> **WORK INSTRUCTIONS**
Copy all the lines below without altering anything.

> **Data records for software interfaces**
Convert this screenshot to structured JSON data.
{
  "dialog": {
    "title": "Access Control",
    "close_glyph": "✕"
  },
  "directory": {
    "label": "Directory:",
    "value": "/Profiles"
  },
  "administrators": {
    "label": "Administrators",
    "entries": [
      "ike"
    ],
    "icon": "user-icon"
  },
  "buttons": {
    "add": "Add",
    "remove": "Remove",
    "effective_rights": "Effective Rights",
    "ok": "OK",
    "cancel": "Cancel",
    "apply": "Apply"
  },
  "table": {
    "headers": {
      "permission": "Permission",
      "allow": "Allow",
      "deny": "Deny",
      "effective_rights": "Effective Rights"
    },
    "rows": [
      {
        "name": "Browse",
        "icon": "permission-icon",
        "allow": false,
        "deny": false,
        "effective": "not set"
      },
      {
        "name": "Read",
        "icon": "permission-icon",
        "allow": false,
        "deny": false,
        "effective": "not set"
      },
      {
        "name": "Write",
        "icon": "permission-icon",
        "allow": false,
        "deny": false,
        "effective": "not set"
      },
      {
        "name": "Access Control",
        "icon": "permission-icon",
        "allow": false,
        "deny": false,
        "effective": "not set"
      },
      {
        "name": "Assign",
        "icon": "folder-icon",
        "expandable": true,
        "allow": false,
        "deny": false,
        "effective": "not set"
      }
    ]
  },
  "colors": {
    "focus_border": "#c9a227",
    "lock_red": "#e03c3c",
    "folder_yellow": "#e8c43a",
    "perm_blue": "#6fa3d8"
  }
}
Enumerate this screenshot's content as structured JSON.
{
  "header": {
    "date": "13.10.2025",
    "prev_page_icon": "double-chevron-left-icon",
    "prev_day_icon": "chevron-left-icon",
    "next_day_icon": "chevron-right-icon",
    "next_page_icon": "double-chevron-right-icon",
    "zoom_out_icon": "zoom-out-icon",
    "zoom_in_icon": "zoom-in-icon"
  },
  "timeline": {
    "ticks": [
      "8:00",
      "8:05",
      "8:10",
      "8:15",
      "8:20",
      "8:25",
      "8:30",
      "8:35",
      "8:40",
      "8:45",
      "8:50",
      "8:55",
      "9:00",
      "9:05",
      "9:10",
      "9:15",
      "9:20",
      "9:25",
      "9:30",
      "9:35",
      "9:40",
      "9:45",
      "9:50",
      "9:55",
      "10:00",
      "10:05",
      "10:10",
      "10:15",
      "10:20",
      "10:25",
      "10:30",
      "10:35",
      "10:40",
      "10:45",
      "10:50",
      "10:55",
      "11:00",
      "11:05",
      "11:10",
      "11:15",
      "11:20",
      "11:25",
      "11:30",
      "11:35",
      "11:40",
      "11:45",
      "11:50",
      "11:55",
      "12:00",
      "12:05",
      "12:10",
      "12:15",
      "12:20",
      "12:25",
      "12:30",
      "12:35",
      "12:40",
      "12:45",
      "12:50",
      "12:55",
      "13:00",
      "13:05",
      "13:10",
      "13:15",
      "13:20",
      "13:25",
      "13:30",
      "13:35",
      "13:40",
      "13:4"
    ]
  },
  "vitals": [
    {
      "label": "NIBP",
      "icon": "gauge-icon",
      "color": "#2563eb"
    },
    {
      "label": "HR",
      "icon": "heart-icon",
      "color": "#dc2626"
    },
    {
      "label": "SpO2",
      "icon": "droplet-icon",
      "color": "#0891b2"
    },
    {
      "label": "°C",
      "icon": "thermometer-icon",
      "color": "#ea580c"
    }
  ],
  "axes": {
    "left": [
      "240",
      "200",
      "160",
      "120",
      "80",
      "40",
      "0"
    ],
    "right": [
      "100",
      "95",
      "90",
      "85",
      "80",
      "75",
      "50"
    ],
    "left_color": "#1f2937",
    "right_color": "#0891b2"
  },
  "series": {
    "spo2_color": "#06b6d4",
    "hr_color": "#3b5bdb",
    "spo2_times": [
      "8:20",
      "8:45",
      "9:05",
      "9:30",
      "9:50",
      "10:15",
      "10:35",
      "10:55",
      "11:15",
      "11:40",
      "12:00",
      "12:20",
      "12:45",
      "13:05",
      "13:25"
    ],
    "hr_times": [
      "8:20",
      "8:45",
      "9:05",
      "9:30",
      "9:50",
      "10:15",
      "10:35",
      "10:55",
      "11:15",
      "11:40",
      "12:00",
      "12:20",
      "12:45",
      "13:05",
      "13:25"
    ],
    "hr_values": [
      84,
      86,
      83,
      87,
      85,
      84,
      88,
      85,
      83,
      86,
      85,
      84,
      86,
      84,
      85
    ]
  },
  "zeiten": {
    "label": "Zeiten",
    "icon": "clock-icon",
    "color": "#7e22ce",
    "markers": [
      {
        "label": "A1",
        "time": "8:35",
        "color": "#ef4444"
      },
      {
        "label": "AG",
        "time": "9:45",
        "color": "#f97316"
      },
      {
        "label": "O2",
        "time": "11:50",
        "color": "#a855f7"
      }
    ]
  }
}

> **YOUR RESPONSE**
Convert this screenshot to structured JSON data.
{
  "dialog": {
    "title": "Access Control",
    "close_glyph": "✕"
  },
  "directory": {
    "label": "Directory:",
    "value": "/Profiles"
  },
  "administrators": {
    "label": "Administrators",
    "entries": [
      "ike"
    ],
    "icon": "user-icon"
  },
  "buttons": {
    "add": "Add",
    "remove": "Remove",
    "effective_rights": "Effective Rights",
    "ok": "OK",
    "cancel": "Cancel",
    "apply": "Apply"
  },
  "table": {
    "headers": {
      "permission": "Permission",
      "allow": "Allow",
      "deny": "Deny",
      "effective_rights": "Effective Rights"
    },
    "rows": [
      {
        "name": "Browse",
        "icon": "permission-icon",
        "allow": false,
        "deny": false,
        "effective": "not set"
      },
      {
        "name": "Read",
        "icon": "permission-icon",
        "allow": false,
        "deny": false,
        "effective": "not set"
      },
      {
        "name": "Write",
        "icon": "permission-icon",
        "allow": false,
        "deny": false,
        "effective": "not set"
      },
      {
        "name": "Access Control",
        "icon": "permission-icon",
        "allow": false,
        "deny": false,
        "effective": "not set"
      },
      {
        "name": "Assign",
        "icon": "folder-icon",
        "expandable": true,
        "allow": false,
        "deny": false,
        "effective": "not set"
      }
    ]
  },
  "colors": {
    "focus_border": "#c9a227",
    "lock_red": "#e03c3c",
    "folder_yellow": "#e8c43a",
    "perm_blue": "#6fa3d8"
  }
}
Enumerate this screenshot's content as structured JSON.
{
  "header": {
    "date": "13.10.2025",
    "prev_page_icon": "double-chevron-left-icon",
    "prev_day_icon": "chevron-left-icon",
    "next_day_icon": "chevron-right-icon",
    "next_page_icon": "double-chevron-right-icon",
    "zoom_out_icon": "zoom-out-icon",
    "zoom_in_icon": "zoom-in-icon"
  },
  "timeline": {
    "ticks": [
      "8:00",
      "8:05",
      "8:10",
      "8:15",
      "8:20",
      "8:25",
      "8:30",
      "8:35",
      "8:40",
      "8:45",
      "8:50",
      "8:55",
      "9:00",
      "9:05",
      "9:10",
      "9:15",
      "9:20",
      "9:25",
      "9:30",
      "9:35",
      "9:40",
      "9:45",
      "9:50",
      "9:55",
      "10:00",
      "10:05",
      "10:10",
      "10:15",
      "10:20",
      "10:25",
      "10:30",
      "10:35",
      "10:40",
      "10:45",
      "10:50",
      "10:55",
      "11:00",
      "11:05",
      "11:10",
      "11:15",
      "11:20",
      "11:25",
      "11:30",
      "11:35",
      "11:40",
      "11:45",
      "11:50",
      "11:55",
      "12:00",
      "12:05",
      "12:10",
      "12:15",
      "12:20",
      "12:25",
      "12:30",
      "12:35",
      "12:40",
      "12:45",
      "12:50",
      "12:55",
      "13:00",
      "13:05",
      "13:10",
      "13:15",
      "13:20",
      "13:25",
      "13:30",
      "13:35",
      "13:40",
      "13:4"
    ]
  },
  "vitals": [
    {
      "label": "NIBP",
      "icon": "gauge-icon",
      "color": "#2563eb"
    },
    {
      "label": "HR",
      "icon": "heart-icon",
      "color": "#dc2626"
    },
    {
      "label": "SpO2",
      "icon": "droplet-icon",
      "color": "#0891b2"
    },
    {
      "label": "°C",
      "icon": "thermometer-icon",
      "color": "#ea580c"
    }
  ],
  "axes": {
    "left": [
      "240",
      "200",
      "160",
      "120",
      "80",
      "40",
      "0"
    ],
    "right": [
      "100",
      "95",
      "90",
      "85",
      "80",
      "75",
      "50"
    ],
    "left_color": "#1f2937",
    "right_color": "#0891b2"
  },
  "series": {
    "spo2_color": "#06b6d4",
    "hr_color": "#3b5bdb",
    "spo2_times": [
      "8:20",
      "8:45",
      "9:05",
      "9:30",
      "9:50",
      "10:15",
      "10:35",
      "10:55",
      "11:15",
      "11:40",
      "12:00",
      "12:20",
      "12:45",
      "13:05",
      "13:25"
    ],
    "hr_times": [
      "8:20",
      "8:45",
      "9:05",
      "9:30",
      "9:50",
      "10:15",
      "10:35",
      "10:55",
      "11:15",
      "11:40",
      "12:00",
      "12:20",
      "12:45",
      "13:05",
      "13:25"
    ],
    "hr_values": [
      84,
      86,
      83,
      87,
      85,
      84,
      88,
      85,
      83,
      86,
      85,
      84,
      86,
      84,
      85
    ]
  },
  "zeiten": {
    "label": "Zeiten",
    "icon": "clock-icon",
    "color": "#7e22ce",
    "markers": [
      {
        "label": "A1",
        "time": "8:35",
        "color": "#ef4444"
      },
      {
        "label": "AG",
        "time": "9:45",
        "color": "#f97316"
      },
      {
        "label": "O2",
        "time": "11:50",
        "color": "#a855f7"
      }
    ]
  }
}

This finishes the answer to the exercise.